It’s kind of an unnatural response. It’s much easier for us to just pass by, focusing on what we know and ignoring what we see, like the priest and the Levite. We may see the half-dead man and pass by on the other side. We may even have good and prudent reasons for doing so. Maybe the robbers are still around waiting to ambush helpful passers-by. Maybe we’re running late for an appointment. Maybe we don’t want to get involved. Maybe we’re not in a position to help.
Jesus doesn’t condemn the priest and the Levite, although we do a lot of that in our own minds. He also doesn’t excuse their inaction. They’re simply a part of the familiar story.
But the love of the Samaritan seeks opportunities to be a a neighbor. That kind of love shows mercy even when it’s inconvenient, even when it’s dangerous. The Samaritan knows that the command to love our neighbor is ourselves is more than just being available. "Jesus's parable suggests that love seeks out neighbors to receive compassion and care, even when established boundaries or prejudices conspire against it.”
After all, if God waited to show compassion for us until we asked for it, we would never get there. If Jesus had waited to love us until we asked if he was available, he never would have gone to the cross or emptied the tomb. If the Holy Spirit had waited to empower us until we asked for it, the church would never have left Jerusalem.

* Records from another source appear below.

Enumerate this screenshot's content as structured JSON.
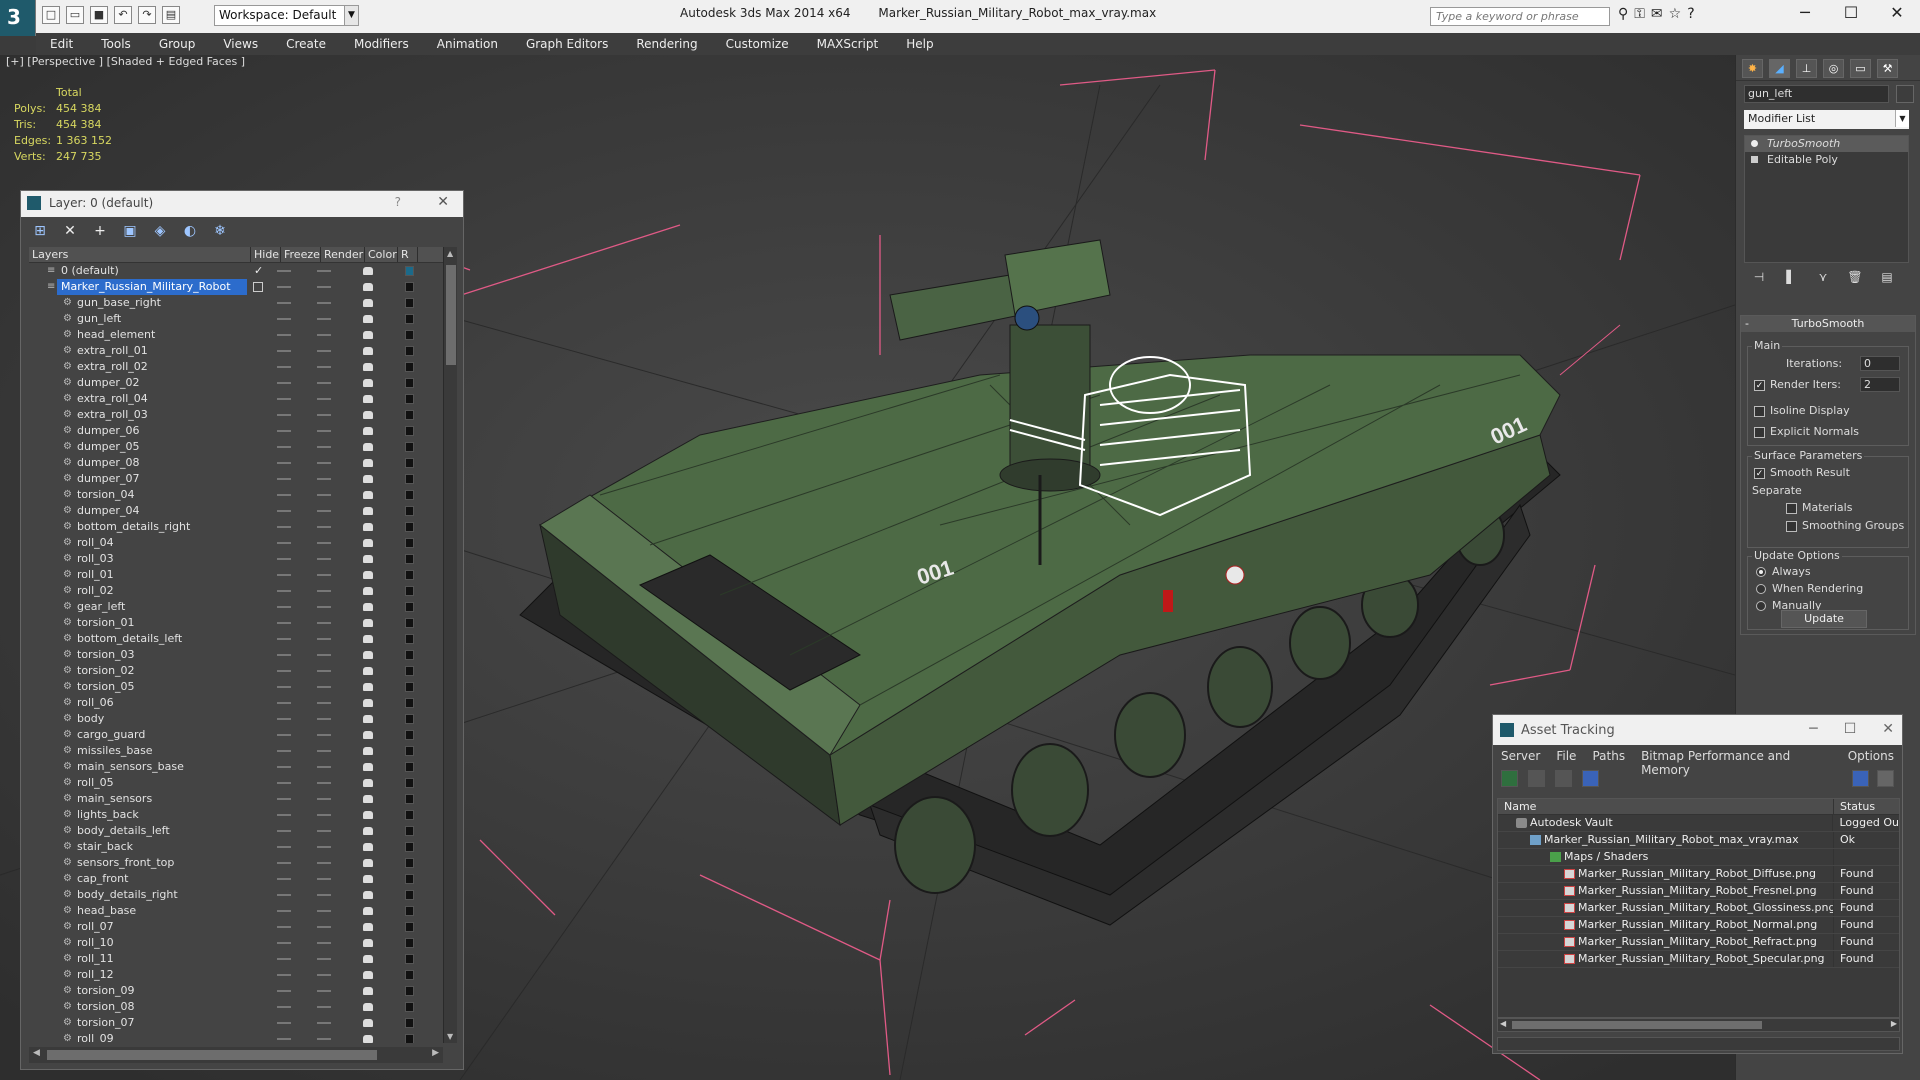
{
  "titlebar": {
    "workspace": "Workspace: Default",
    "app": "Autodesk 3ds Max  2014 x64",
    "file": "Marker_Russian_Military_Robot_max_vray.max",
    "search_placeholder": "Type a keyword or phrase"
  },
  "menu": [
    "Edit",
    "Tools",
    "Group",
    "Views",
    "Create",
    "Modifiers",
    "Animation",
    "Graph Editors",
    "Rendering",
    "Customize",
    "MAXScript",
    "Help"
  ],
  "viewport": {
    "label": "[+] [Perspective ] [Shaded + Edged Faces ]",
    "stats": {
      "total_label": "Total",
      "polys_label": "Polys:",
      "polys": "454 384",
      "tris_label": "Tris:",
      "tris": "454 384",
      "edges_label": "Edges:",
      "edges": "1 363 152",
      "verts_label": "Verts:",
      "verts": "247 735"
    },
    "decals": [
      "001",
      "001"
    ]
  },
  "layer_dialog": {
    "title": "Layer: 0 (default)",
    "help": "?",
    "columns": [
      "Layers",
      "Hide",
      "Freeze",
      "Render",
      "Color",
      "R"
    ],
    "layers": [
      "0 (default)",
      "Marker_Russian_Military_Robot"
    ],
    "objects": [
      "gun_base_right",
      "gun_left",
      "head_element",
      "extra_roll_01",
      "extra_roll_02",
      "dumper_02",
      "extra_roll_04",
      "extra_roll_03",
      "dumper_06",
      "dumper_05",
      "dumper_08",
      "dumper_07",
      "torsion_04",
      "dumper_04",
      "bottom_details_right",
      "roll_04",
      "roll_03",
      "roll_01",
      "roll_02",
      "gear_left",
      "torsion_01",
      "bottom_details_left",
      "torsion_03",
      "torsion_02",
      "torsion_05",
      "roll_06",
      "body",
      "cargo_guard",
      "missiles_base",
      "main_sensors_base",
      "roll_05",
      "main_sensors",
      "lights_back",
      "body_details_left",
      "stair_back",
      "sensors_front_top",
      "cap_front",
      "body_details_right",
      "head_base",
      "roll_07",
      "roll_10",
      "roll_11",
      "roll_12",
      "torsion_09",
      "torsion_08",
      "torsion_07",
      "roll_09"
    ]
  },
  "command_panel": {
    "object_name": "gun_left",
    "modifier_list": "Modifier List",
    "stack": [
      "TurboSmooth",
      "Editable Poly"
    ],
    "turbosmooth": {
      "title": "TurboSmooth",
      "main": "Main",
      "iterations_label": "Iterations:",
      "iterations": "0",
      "render_iters_label": "Render Iters:",
      "render_iters": "2",
      "isoline": "Isoline Display",
      "explicit_normals": "Explicit Normals",
      "surface_params": "Surface Parameters",
      "smooth_result": "Smooth Result",
      "separate": "Separate",
      "materials": "Materials",
      "smoothing_groups": "Smoothing Groups",
      "update_options": "Update Options",
      "always": "Always",
      "when_rendering": "When Rendering",
      "manually": "Manually",
      "update_button": "Update"
    }
  },
  "asset_tracking": {
    "title": "Asset Tracking",
    "menu": [
      "Server",
      "File",
      "Paths",
      "Bitmap Performance and Memory",
      "Options"
    ],
    "columns": [
      "Name",
      "Status"
    ],
    "rows": [
      {
        "name": "Autodesk Vault",
        "status": "Logged Ou",
        "icon": "vault-icon"
      },
      {
        "name": "Marker_Russian_Military_Robot_max_vray.max",
        "status": "Ok",
        "icon": "max-file-icon"
      },
      {
        "name": "Maps / Shaders",
        "status": "",
        "icon": "folder-icon"
      },
      {
        "name": "Marker_Russian_Military_Robot_Diffuse.png",
        "status": "Found",
        "icon": "png-icon"
      },
      {
        "name": "Marker_Russian_Military_Robot_Fresnel.png",
        "status": "Found",
        "icon": "png-icon"
      },
      {
        "name": "Marker_Russian_Military_Robot_Glossiness.png",
        "status": "Found",
        "icon": "png-icon"
      },
      {
        "name": "Marker_Russian_Military_Robot_Normal.png",
        "status": "Found",
        "icon": "png-icon"
      },
      {
        "name": "Marker_Russian_Military_Robot_Refract.png",
        "status": "Found",
        "icon": "png-icon"
      },
      {
        "name": "Marker_Russian_Military_Robot_Specular.png",
        "status": "Found",
        "icon": "png-icon"
      }
    ]
  },
  "colors": {
    "selection": "#2c6ccc",
    "stats_text": "#d8d860",
    "grid_pink": "#e05a86",
    "robot_green": "#4d6a45"
  }
}
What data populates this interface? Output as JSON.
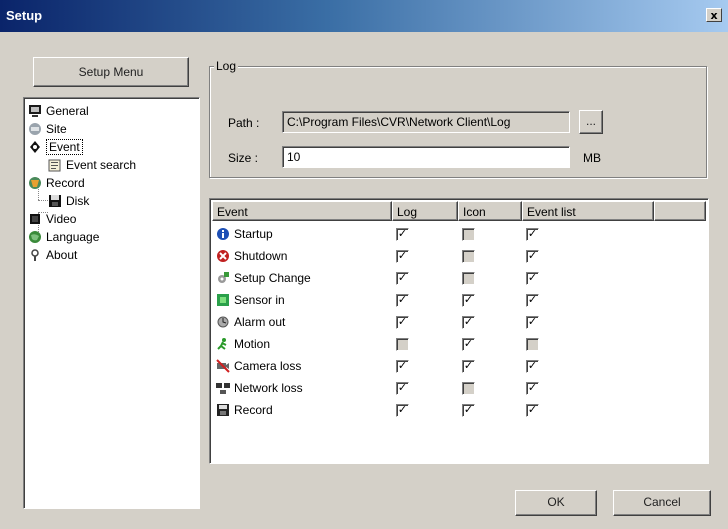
{
  "window": {
    "title": "Setup",
    "close_glyph": "x"
  },
  "setup_menu": {
    "label": "Setup Menu"
  },
  "tree": [
    {
      "label": "General",
      "icon": "monitor-icon",
      "indent": 0
    },
    {
      "label": "Site",
      "icon": "site-icon",
      "indent": 0
    },
    {
      "label": "Event",
      "icon": "event-icon",
      "indent": 0,
      "selected": true
    },
    {
      "label": "Event search",
      "icon": "event-search-icon",
      "indent": 1
    },
    {
      "label": "Record",
      "icon": "record-icon",
      "indent": 0
    },
    {
      "label": "Disk",
      "icon": "disk-icon",
      "indent": 1
    },
    {
      "label": "Video",
      "icon": "video-icon",
      "indent": 0
    },
    {
      "label": "Language",
      "icon": "globe-icon",
      "indent": 0
    },
    {
      "label": "About",
      "icon": "about-icon",
      "indent": 0
    }
  ],
  "log": {
    "group_label": "Log",
    "path_label": "Path :",
    "path_value": "C:\\Program Files\\CVR\\Network Client\\Log",
    "browse_label": "...",
    "size_label": "Size :",
    "size_value": "10",
    "size_unit": "MB"
  },
  "event_list": {
    "columns": [
      "Event",
      "Log",
      "Icon",
      "Event list",
      ""
    ],
    "rows": [
      {
        "name": "Startup",
        "icon": "info-icon",
        "log": true,
        "icon_col": false,
        "event_list": true,
        "log_enabled": true,
        "icon_enabled": false,
        "list_enabled": true
      },
      {
        "name": "Shutdown",
        "icon": "shutdown-icon",
        "log": true,
        "icon_col": false,
        "event_list": true,
        "log_enabled": true,
        "icon_enabled": false,
        "list_enabled": true
      },
      {
        "name": "Setup Change",
        "icon": "setup-change-icon",
        "log": true,
        "icon_col": false,
        "event_list": true,
        "log_enabled": true,
        "icon_enabled": false,
        "list_enabled": true
      },
      {
        "name": "Sensor in",
        "icon": "sensor-icon",
        "log": true,
        "icon_col": true,
        "event_list": true,
        "log_enabled": true,
        "icon_enabled": true,
        "list_enabled": true
      },
      {
        "name": "Alarm out",
        "icon": "alarm-icon",
        "log": true,
        "icon_col": true,
        "event_list": true,
        "log_enabled": true,
        "icon_enabled": true,
        "list_enabled": true
      },
      {
        "name": "Motion",
        "icon": "motion-icon",
        "log": false,
        "icon_col": true,
        "event_list": false,
        "log_enabled": false,
        "icon_enabled": true,
        "list_enabled": false
      },
      {
        "name": "Camera loss",
        "icon": "camera-loss-icon",
        "log": true,
        "icon_col": true,
        "event_list": true,
        "log_enabled": true,
        "icon_enabled": true,
        "list_enabled": true
      },
      {
        "name": "Network loss",
        "icon": "network-loss-icon",
        "log": true,
        "icon_col": false,
        "event_list": true,
        "log_enabled": true,
        "icon_enabled": false,
        "list_enabled": true
      },
      {
        "name": "Record",
        "icon": "record-disk-icon",
        "log": true,
        "icon_col": true,
        "event_list": true,
        "log_enabled": true,
        "icon_enabled": true,
        "list_enabled": true
      }
    ]
  },
  "buttons": {
    "ok": "OK",
    "cancel": "Cancel"
  },
  "colors": {
    "window_bg": "#d4d0c8",
    "title_start": "#0a246a",
    "title_end": "#a6caf0"
  }
}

This is a familiar story, one we’re better at telling than we are at living. At the beginning of this week, it was just a familiar parable. But we’re not at the beginning of this week any more. Another round of fear and violence has unfolded itself onto the pages of our newspapers. Now the Church has a chance to look at itself through this familiar story and see itself in the priest, the Levite, and the Samaritan.
“‘Which of these three, do you think, was a neighbor to the man who fell into the hands of robbers?’ He said, ‘The one who showed him mercy.’”
To the extent that we have the faith to be the Samaritan, to be swept along the dangerous road from Jericho to Jerusalem, to show mercy at every opportunity, God will use us. To the extent that we can “God and do likewise,” we will be a conduit of God’s grace in a world that needs to see love at work in the world.
Christians begin our week in worship. We start each week showing that we love the LORD our God with all our heart, soul, strength, and mind. Perhaps this week, we will live the familiar story even as we tell it. Perhaps we’ll find the faith to love our neighbor as ourselves. Perhaps we’ll look for neighbors in unexpected places, and then we can begin to reflect the light of Christ which the darkness cannot extinguish.
We are at the beginning of another week. Who knows where we will end up as this week comes to a close. There will be more bad news. We will see more fear and violence on our screens and in our papers. We will see, in many different ways, “the man who fell into the hands of robbers.”
This week, we will give up the idol of justifying ourselves, of always being right, and be “The one[s] who showed him mercy.” This is our familiar story, and Jesus has also told us to “Go and do likewise.”